Wherever a line below holds the word "text", copy that line.

*** Opening EXERCISE INPUTS ***

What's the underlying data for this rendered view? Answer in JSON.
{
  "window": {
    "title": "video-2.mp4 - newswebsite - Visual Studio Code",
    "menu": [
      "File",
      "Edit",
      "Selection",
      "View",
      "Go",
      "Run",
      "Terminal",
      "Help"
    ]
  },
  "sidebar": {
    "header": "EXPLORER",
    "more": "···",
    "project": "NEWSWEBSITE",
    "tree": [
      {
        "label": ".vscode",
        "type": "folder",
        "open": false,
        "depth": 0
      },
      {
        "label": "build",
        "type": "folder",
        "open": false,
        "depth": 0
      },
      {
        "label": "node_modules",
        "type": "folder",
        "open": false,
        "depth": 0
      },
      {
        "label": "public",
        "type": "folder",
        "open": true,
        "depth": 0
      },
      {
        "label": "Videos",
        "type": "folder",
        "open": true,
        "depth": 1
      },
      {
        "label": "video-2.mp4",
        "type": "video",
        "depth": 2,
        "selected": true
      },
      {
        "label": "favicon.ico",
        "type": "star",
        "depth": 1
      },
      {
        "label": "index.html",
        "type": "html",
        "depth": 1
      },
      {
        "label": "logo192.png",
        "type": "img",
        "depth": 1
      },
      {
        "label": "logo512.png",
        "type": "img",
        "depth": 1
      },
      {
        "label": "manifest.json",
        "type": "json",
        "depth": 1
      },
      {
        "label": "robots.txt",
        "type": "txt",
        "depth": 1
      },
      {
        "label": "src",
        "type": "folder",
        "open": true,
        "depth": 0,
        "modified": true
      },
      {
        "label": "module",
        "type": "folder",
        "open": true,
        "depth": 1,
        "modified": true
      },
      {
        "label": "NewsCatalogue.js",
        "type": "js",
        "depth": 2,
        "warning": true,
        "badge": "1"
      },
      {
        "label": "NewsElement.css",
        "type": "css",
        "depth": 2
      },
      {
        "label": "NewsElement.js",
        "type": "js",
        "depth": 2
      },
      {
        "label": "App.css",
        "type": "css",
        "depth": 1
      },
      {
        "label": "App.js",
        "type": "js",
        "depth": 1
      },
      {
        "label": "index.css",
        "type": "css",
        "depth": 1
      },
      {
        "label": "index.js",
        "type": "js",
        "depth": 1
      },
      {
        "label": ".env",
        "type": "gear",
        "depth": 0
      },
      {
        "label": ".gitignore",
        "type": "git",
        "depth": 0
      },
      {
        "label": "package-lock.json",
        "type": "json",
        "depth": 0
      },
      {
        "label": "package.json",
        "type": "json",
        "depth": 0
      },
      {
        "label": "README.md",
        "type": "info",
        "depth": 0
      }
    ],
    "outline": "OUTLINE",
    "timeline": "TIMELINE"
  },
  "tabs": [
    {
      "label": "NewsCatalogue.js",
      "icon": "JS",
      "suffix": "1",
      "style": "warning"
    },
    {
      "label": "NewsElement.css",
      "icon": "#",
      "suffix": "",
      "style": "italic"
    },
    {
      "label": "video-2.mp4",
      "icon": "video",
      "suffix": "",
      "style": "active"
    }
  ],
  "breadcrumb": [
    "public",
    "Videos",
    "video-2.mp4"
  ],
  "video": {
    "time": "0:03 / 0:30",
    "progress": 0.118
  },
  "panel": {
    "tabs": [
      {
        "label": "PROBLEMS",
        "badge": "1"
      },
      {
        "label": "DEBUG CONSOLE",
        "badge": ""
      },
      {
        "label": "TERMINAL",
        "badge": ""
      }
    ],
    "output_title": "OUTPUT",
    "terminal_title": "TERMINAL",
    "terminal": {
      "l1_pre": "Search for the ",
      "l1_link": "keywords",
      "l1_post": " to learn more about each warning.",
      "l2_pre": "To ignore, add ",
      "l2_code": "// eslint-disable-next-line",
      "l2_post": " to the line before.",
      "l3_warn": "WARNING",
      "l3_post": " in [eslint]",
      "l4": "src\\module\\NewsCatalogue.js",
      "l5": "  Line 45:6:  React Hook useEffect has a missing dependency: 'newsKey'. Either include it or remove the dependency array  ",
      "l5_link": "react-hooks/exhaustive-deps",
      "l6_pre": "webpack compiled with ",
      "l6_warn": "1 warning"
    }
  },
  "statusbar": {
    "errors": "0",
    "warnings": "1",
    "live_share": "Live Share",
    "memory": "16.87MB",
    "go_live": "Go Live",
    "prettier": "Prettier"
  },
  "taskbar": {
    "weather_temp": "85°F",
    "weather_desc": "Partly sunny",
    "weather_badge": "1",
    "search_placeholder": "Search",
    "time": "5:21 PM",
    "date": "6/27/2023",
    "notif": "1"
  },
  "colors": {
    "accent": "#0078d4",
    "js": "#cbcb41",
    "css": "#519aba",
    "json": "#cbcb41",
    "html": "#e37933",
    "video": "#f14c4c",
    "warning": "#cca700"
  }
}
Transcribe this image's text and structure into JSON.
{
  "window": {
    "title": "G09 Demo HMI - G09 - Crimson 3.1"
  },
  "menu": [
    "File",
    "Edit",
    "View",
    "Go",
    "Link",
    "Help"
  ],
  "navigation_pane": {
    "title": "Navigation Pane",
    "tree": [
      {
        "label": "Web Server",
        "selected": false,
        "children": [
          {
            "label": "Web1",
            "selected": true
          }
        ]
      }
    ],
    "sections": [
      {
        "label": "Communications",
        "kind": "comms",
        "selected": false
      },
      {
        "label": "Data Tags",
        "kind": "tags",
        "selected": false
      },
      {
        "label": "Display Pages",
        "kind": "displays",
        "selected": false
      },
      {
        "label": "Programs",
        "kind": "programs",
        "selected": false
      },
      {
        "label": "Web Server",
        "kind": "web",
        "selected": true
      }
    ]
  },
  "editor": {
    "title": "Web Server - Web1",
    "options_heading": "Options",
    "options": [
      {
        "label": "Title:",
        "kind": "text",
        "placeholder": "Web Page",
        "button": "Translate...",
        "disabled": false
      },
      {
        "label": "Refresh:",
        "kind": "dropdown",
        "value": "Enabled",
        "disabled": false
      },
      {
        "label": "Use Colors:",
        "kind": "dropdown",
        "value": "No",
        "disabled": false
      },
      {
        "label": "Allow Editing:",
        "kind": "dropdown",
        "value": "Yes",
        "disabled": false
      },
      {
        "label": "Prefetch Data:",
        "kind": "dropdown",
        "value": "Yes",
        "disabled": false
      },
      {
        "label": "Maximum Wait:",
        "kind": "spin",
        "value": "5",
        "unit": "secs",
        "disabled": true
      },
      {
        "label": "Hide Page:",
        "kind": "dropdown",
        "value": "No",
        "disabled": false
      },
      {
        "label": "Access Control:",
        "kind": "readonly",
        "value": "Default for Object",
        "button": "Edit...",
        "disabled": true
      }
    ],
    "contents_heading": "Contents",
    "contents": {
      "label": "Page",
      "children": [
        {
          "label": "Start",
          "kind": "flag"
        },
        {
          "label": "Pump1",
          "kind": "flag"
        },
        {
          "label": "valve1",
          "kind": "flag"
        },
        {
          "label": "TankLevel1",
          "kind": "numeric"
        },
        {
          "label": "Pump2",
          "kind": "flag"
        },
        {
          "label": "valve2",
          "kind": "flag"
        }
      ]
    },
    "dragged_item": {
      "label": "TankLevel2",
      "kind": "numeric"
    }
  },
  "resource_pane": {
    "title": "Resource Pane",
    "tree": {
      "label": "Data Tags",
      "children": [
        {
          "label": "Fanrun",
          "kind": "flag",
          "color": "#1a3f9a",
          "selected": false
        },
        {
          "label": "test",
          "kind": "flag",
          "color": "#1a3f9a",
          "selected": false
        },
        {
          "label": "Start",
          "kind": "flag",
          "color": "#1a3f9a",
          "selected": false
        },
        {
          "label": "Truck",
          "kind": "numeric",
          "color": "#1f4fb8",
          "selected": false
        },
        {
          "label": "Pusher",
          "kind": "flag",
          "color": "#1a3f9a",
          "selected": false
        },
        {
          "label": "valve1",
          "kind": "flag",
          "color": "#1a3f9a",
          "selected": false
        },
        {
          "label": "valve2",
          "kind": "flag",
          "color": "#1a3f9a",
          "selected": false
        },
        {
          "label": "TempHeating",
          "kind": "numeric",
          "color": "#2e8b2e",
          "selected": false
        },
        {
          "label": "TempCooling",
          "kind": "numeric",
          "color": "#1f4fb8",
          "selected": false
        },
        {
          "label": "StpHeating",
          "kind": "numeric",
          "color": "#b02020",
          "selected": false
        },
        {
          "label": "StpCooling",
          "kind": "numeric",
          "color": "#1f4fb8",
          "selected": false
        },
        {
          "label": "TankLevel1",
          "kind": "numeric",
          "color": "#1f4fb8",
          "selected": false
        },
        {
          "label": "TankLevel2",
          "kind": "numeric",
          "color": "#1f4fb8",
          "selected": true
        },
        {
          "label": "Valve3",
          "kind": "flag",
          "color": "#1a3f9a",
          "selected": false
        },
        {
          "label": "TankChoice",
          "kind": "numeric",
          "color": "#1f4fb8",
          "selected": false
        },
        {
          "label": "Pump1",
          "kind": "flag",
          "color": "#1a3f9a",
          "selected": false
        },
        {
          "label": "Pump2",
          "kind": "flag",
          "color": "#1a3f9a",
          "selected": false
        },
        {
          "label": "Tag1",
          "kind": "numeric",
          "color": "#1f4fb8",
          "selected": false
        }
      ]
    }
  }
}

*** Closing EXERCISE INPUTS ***

• **TASK SOLUTION**:
Transcribe this image's text and structure into JSON.
        "kind": "text",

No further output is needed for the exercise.